If you miss the cheesy visualizers from your days using Windows Media Player or Winamp, Spotify has you covered. In the search bar, just type in “spotify:app:visualizer” to bring up a range of different visual options that will play in time with your tunes.
Link to a Specific Part of a Song
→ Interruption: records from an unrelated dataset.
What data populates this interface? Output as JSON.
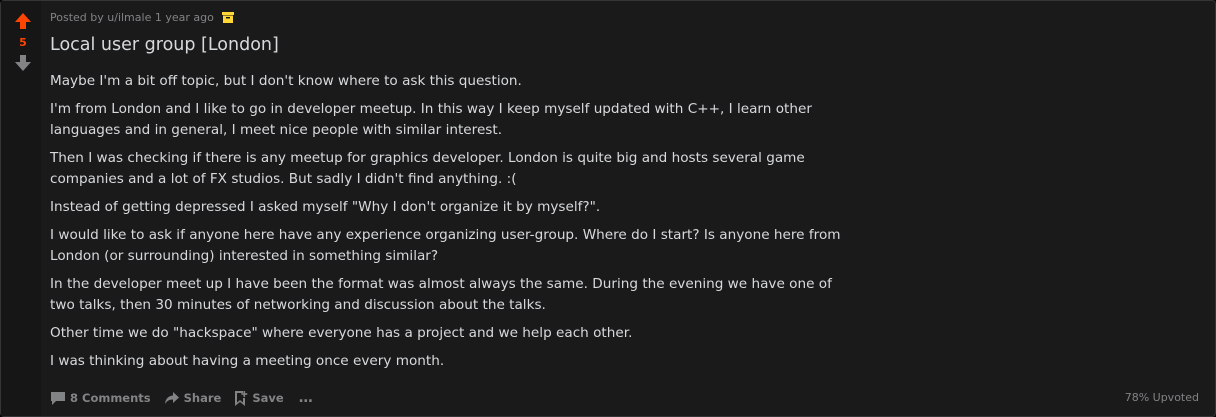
{
  "colors": {
    "background": "#1a1a1b",
    "upvote": "#ff4500",
    "text": "#d7dadc",
    "muted": "#818384",
    "archive_badge": "#ffd635"
  },
  "vote": {
    "count": "5",
    "up_icon": "upvote-arrow-icon",
    "down_icon": "downvote-arrow-icon"
  },
  "post": {
    "posted_by_prefix": "Posted by",
    "author": "u/ilmale",
    "age": "1 year ago",
    "archive_icon": "archive-icon",
    "title": "Local user group [London]",
    "paragraphs": [
      "Maybe I'm a bit off topic, but I don't know where to ask this question.",
      "I'm from London and I like to go in developer meetup. In this way I keep myself updated with C++, I learn other languages and in general, I meet nice people with similar interest.",
      "Then I was checking if there is any meetup for graphics developer. London is quite big and hosts several game companies and a lot of FX studios. But sadly I didn't find anything. :(",
      "Instead of getting depressed I asked myself \"Why I don't organize it by myself?\".",
      "I would like to ask if anyone here have any experience organizing user-group. Where do I start? Is anyone here from London (or surrounding) interested in something similar?",
      "In the developer meet up I have been the format was almost always the same. During the evening we have one of two talks, then 30 minutes of networking and discussion about the talks.",
      "Other time we do \"hackspace\" where everyone has a project and we help each other.",
      "I was thinking about having a meeting once every month."
    ]
  },
  "footer": {
    "comments_label": "8 Comments",
    "share_label": "Share",
    "save_label": "Save",
    "more_label": "…",
    "upvoted_ratio": "78% Upvoted"
  }
}
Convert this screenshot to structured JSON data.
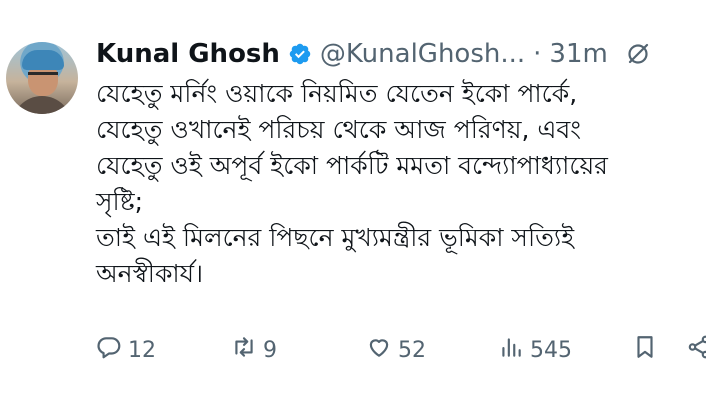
{
  "tweet": {
    "author_name": "Kunal Ghosh",
    "handle": "@KunalGhosh...",
    "separator": "·",
    "time": "31m",
    "lines": [
      "যেহেতু মর্নিং ওয়াকে নিয়মিত যেতেন ইকো পার্কে,",
      "যেহেতু ওখানেই পরিচয় থেকে আজ পরিণয়, এবং",
      "যেহেতু ওই অপূর্ব ইকো পার্কটি মমতা বন্দ্যোপাধ্যায়ের",
      "সৃষ্টি;",
      "তাই এই মিলনের পিছনে মুখ্যমন্ত্রীর ভূমিকা সত্যিই",
      "অনস্বীকার্য।"
    ]
  },
  "actions": {
    "replies": "12",
    "reposts": "9",
    "likes": "52",
    "views": "545"
  },
  "icons": {
    "verified": "verified-badge-icon",
    "grok": "grok-icon",
    "reply": "reply-icon",
    "repost": "repost-icon",
    "like": "heart-icon",
    "views": "views-icon",
    "bookmark": "bookmark-icon",
    "share": "share-icon"
  },
  "colors": {
    "text": "#0f1419",
    "secondary": "#536471",
    "verified": "#1d9bf0"
  }
}
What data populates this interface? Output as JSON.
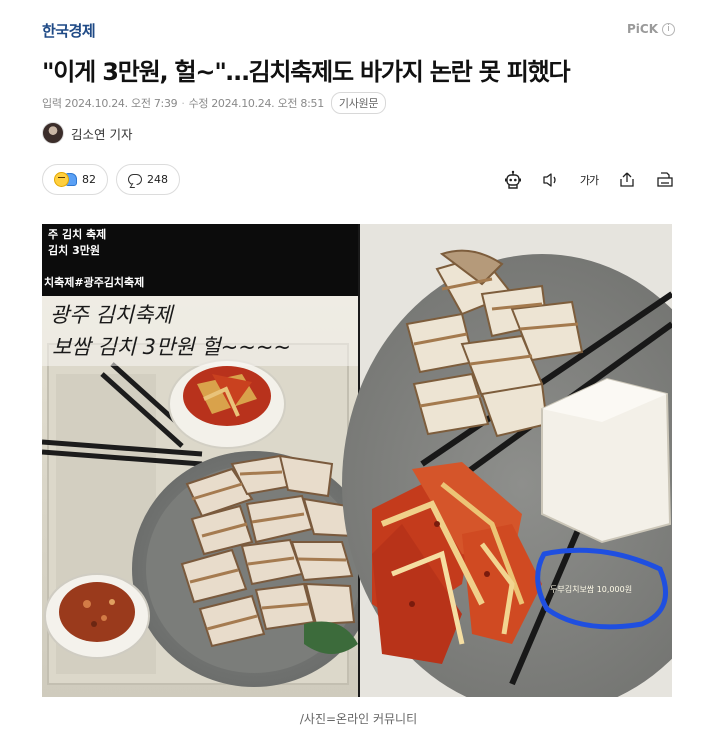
{
  "header": {
    "press_name": "한국경제",
    "pick_label": "PiCK",
    "pick_info_symbol": "i"
  },
  "article": {
    "title": "\"이게 3만원, 헐~\"…김치축제도 바가지 논란 못 피했다",
    "input_label": "입력",
    "input_time": "2024.10.24. 오전 7:39",
    "modified_label": "수정",
    "modified_time": "2024.10.24. 오전 8:51",
    "original_button": "기사원문",
    "reporter": "김소연 기자",
    "reactions_count": "82",
    "comments_count": "248",
    "font_size_label": "가가",
    "photo_caption": "/사진=온라인 커뮤니티"
  },
  "photo": {
    "overlay_lines": [
      "주 김치 축제",
      "김치 3만원",
      "치축제#광주김치축제"
    ],
    "handwriting_lines": [
      "광주 김치축제",
      "보쌈 김치 3만원 헐~~~~"
    ],
    "menu_label": "두부김치보쌈 10,000원"
  },
  "colors": {
    "press": "#1f4a86",
    "circle_marker": "#1f4fe0"
  },
  "icons": [
    "robot-icon",
    "speaker-icon",
    "font-size-icon",
    "share-icon",
    "print-icon",
    "info-icon",
    "comment-icon",
    "reaction-icon"
  ]
}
Want to send a friend “Free Bird,” but skip the pretenses and get right to the guitar solo? Spotify makes that pretty simple. If you’re sharing the URL of a song (a special kind of Spotify-specific link that only works within the Spotify app), add a “#” sound to the end of the character string and then the timestamp you want to zoom to. To get to the “Free Bird” solo at 4 minutes and 25 seconds into the song, for example, you’d write this: spotify:track:1xt1TX045OgURfw0MAcVNF#4:25.